More race and medicine
I made a long post on race and medicine a while back, now BiDil, which seems to be effective for heart failure only in blacks, is under review by the FDA:
The drug's maker, Nitromed Inc., says its decision to test and market BiDil as a drug for African-Americans is based on solid science. But BiDil's application has engendered controversy, with many scientists convinced that race is too broad and ill-defined a category to be relevant in determining a drug's approval, especially since geneticists have failed to identify a biological divide separating one race from another.As I said in my original post, patients should be treated with whatever medicines will help them the most, without regard for political correctness. That said, I think it is reasonable to be skeptical of claims of race based effectiveness, if for no other reason than the vast majority of drugs work in all races. As one of the cardiologists in the article says:

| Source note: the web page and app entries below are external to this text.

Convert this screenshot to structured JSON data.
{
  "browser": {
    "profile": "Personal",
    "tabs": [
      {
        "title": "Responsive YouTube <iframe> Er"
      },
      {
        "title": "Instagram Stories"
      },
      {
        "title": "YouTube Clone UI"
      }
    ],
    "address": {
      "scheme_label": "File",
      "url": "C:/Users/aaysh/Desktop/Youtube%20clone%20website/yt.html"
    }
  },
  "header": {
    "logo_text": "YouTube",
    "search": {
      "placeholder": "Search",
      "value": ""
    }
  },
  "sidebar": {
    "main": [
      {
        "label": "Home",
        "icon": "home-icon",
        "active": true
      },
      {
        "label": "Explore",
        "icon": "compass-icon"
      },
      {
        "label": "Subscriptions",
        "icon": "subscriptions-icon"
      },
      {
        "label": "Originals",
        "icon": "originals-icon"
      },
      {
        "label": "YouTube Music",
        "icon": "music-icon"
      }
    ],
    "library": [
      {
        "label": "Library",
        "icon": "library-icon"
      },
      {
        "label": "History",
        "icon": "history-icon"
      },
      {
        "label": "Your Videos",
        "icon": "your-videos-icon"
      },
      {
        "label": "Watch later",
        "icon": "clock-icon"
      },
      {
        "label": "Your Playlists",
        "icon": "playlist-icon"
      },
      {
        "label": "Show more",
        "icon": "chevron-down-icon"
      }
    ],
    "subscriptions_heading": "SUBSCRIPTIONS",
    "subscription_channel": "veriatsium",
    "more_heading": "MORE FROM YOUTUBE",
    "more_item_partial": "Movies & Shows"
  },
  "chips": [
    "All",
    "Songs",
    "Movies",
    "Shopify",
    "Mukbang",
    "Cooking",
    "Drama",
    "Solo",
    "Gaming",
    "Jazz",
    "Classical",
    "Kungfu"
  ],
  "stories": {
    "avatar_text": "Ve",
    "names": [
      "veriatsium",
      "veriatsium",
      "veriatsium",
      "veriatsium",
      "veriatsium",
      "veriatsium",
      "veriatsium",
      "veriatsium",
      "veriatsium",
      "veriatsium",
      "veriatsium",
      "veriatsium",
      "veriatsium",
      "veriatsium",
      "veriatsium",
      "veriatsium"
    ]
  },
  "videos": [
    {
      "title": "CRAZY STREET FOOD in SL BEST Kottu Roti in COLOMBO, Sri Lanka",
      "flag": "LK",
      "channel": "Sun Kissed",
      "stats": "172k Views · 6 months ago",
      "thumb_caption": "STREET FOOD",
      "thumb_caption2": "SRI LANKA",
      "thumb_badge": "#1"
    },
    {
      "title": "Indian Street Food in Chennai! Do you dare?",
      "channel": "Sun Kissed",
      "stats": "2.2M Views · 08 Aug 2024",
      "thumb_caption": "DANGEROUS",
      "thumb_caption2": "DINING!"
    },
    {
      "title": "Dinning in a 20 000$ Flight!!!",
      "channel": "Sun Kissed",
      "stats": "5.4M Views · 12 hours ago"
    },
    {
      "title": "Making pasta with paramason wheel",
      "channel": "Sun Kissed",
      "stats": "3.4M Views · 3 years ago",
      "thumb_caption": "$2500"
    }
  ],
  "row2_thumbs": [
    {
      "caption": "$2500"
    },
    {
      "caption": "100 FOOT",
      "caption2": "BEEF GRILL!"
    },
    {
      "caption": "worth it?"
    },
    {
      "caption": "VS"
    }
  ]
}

"I don't believe for a second that this drug combination is only going to prove to be beneficial in African-Americans; it's just not conceivable,"I wouldn't say it isn't conceivable, but I can see why one would need very strong proof of a racial difference (as opposed to this case, where you have one trial where it didn't work in the general population, and another, later trial, where it did work for blacks--there are many meds for which some trials show benefit and others don't).